Task directions —
Your answer should be a single number: the count of lines in the listing that contain "Consumer".

Data extracts —
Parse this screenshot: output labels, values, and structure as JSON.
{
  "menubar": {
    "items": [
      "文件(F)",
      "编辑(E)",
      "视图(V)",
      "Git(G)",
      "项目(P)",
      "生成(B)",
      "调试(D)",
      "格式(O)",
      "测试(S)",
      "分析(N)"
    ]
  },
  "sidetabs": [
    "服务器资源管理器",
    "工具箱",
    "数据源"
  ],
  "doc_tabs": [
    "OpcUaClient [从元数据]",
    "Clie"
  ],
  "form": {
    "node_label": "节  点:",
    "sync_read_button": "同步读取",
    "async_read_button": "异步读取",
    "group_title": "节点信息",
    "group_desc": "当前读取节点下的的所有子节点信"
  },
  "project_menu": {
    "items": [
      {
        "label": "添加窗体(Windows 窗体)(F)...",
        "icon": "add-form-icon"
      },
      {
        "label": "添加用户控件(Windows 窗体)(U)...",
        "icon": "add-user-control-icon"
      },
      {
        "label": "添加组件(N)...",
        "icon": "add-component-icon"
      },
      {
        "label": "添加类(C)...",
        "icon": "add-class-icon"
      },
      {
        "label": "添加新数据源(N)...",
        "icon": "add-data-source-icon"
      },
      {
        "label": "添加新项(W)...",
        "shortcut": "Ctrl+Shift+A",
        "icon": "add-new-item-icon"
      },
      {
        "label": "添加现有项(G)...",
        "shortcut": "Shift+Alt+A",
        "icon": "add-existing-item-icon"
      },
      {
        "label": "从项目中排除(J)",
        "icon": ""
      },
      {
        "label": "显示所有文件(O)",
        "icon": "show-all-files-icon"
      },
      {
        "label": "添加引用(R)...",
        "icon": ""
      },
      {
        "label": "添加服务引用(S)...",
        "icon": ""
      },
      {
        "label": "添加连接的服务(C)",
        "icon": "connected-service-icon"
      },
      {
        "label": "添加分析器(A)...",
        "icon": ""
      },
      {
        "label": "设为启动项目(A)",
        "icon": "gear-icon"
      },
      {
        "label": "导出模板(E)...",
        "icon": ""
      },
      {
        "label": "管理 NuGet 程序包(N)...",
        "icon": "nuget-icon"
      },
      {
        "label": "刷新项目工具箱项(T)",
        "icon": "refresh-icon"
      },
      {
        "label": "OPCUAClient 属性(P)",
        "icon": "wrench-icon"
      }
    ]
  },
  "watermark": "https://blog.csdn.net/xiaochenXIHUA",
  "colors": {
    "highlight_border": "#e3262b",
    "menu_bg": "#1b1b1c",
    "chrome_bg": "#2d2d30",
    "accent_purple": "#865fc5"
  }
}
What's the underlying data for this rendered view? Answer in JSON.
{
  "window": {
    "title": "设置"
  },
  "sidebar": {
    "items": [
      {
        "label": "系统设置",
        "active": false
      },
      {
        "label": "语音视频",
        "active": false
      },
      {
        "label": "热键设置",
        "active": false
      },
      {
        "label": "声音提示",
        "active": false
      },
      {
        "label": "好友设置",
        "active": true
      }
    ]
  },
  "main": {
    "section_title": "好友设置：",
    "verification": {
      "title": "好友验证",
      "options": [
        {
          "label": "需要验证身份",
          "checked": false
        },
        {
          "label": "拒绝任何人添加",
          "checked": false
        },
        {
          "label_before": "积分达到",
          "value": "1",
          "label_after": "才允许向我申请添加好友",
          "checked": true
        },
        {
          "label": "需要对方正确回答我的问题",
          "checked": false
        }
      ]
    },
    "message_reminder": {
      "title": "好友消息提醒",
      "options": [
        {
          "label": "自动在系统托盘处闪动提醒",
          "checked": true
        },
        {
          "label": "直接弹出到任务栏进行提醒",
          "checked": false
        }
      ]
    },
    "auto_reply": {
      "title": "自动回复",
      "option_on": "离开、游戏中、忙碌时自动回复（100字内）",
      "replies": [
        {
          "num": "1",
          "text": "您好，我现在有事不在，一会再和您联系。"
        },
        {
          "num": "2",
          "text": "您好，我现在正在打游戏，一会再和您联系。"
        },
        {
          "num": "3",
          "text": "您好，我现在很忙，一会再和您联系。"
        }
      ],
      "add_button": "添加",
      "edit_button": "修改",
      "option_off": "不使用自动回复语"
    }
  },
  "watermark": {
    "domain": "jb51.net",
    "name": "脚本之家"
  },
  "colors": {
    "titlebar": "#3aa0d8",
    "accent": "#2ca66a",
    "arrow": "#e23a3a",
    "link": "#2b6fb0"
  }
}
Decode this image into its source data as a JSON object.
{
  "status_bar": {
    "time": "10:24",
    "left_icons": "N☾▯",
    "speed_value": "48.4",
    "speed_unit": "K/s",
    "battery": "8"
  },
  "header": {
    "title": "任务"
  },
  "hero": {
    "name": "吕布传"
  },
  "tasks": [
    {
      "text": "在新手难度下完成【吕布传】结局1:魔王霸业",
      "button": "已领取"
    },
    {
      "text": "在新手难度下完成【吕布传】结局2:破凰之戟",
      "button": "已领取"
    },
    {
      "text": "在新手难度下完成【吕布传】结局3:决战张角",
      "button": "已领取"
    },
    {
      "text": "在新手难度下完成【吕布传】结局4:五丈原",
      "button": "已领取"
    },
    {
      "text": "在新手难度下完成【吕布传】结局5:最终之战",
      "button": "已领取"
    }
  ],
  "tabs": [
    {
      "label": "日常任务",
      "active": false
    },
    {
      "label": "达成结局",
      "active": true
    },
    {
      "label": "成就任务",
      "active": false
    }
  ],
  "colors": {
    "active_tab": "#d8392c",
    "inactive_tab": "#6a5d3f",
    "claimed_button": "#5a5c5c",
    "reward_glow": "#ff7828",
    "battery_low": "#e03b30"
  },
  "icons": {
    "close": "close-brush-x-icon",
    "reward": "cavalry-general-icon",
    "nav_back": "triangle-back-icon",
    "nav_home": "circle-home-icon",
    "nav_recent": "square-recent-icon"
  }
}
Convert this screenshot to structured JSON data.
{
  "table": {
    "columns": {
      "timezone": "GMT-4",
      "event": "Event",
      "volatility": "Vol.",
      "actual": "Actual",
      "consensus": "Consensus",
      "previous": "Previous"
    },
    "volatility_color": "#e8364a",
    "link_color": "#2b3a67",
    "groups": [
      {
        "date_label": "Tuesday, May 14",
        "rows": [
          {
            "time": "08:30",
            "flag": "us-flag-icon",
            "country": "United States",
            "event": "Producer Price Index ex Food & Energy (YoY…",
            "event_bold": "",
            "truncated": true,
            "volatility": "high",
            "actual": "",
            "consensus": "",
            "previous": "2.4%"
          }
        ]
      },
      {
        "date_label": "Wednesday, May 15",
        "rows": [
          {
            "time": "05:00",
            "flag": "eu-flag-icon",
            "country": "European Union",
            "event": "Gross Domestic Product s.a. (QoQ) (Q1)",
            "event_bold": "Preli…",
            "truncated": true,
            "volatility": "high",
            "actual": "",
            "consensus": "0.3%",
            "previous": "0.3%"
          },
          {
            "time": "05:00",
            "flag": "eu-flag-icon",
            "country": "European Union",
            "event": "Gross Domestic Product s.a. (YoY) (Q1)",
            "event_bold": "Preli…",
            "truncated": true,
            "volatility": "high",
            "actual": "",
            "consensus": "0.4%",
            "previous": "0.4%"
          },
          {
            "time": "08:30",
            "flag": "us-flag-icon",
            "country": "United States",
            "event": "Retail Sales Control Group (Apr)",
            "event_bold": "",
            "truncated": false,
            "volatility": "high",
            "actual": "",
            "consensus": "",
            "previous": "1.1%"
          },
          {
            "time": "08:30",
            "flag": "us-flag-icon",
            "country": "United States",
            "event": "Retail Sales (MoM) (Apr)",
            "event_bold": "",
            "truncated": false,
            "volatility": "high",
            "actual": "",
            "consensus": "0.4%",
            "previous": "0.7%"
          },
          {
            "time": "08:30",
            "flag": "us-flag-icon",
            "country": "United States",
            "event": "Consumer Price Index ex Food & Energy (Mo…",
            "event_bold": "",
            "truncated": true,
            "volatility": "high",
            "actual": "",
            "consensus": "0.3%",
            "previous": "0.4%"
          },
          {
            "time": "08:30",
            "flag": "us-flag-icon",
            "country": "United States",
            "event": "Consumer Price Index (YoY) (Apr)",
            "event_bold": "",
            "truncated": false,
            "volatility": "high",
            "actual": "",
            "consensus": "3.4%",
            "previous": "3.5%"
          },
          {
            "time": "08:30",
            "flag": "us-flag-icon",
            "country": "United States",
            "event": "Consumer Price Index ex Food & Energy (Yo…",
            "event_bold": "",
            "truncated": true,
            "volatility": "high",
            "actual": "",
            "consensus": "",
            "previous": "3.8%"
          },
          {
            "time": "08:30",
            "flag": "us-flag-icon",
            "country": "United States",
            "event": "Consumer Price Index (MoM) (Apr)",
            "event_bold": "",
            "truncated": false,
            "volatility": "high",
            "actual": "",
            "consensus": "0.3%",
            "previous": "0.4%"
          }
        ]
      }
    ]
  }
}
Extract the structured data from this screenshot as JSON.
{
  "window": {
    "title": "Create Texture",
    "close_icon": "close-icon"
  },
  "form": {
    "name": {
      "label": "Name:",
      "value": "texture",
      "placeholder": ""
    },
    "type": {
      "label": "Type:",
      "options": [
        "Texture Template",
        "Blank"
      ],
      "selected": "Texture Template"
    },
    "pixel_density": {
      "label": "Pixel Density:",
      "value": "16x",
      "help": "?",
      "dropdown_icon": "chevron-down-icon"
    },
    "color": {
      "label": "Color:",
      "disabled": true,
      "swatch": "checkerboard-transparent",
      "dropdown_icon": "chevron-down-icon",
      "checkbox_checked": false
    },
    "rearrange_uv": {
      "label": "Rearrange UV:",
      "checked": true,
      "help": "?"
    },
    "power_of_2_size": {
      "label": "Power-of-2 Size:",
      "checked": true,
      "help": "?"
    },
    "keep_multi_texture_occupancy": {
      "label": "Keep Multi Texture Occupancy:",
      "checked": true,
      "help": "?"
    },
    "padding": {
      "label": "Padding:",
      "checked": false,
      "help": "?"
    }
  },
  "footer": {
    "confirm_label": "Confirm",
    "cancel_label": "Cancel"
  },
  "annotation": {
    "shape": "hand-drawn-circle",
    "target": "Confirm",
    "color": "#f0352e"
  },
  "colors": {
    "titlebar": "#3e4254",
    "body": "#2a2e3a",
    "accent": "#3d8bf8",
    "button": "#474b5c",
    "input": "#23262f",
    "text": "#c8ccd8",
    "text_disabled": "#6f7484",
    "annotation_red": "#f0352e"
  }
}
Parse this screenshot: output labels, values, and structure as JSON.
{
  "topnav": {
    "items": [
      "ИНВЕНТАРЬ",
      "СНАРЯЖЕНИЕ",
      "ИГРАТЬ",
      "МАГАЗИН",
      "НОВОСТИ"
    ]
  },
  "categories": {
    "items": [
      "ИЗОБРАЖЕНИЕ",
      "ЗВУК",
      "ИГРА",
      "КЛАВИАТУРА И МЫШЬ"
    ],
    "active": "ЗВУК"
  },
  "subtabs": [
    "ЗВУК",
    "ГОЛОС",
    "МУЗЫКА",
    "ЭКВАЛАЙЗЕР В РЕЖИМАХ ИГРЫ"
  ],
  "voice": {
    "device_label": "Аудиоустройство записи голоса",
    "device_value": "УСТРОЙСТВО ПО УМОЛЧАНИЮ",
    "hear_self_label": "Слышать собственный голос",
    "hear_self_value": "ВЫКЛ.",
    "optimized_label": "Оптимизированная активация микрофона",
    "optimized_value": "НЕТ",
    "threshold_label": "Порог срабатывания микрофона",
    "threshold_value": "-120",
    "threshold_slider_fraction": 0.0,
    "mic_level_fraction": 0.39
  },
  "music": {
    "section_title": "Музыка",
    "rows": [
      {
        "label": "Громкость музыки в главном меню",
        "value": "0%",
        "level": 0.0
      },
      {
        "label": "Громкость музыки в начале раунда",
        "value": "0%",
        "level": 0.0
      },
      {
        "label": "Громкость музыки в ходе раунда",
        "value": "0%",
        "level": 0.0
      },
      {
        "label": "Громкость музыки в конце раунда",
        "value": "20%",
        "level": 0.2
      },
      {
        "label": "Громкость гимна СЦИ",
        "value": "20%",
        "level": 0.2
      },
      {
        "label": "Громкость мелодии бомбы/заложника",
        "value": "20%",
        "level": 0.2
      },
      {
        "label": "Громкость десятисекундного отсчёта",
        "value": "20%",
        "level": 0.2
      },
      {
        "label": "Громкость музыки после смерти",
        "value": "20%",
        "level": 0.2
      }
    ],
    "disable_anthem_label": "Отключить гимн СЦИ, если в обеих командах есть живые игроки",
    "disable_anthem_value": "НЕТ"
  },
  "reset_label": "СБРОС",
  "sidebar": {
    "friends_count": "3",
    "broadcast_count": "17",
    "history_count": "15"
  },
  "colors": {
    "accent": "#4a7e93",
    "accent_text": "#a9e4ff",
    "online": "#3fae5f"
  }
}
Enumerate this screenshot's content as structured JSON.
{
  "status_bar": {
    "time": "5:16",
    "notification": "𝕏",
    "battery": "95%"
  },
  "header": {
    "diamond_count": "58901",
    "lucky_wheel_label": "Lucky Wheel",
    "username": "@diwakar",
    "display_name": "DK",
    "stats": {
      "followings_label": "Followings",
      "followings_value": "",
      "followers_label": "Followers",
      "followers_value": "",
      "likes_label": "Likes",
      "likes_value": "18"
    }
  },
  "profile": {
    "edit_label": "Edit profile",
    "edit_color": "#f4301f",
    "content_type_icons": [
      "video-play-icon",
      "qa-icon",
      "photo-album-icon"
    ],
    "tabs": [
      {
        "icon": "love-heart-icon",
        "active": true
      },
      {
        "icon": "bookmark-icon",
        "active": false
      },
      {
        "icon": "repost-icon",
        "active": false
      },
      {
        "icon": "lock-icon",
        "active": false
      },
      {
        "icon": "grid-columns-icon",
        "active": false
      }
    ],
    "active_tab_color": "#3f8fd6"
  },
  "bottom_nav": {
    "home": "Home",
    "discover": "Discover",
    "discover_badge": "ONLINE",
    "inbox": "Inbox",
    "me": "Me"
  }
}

Exercise response —
4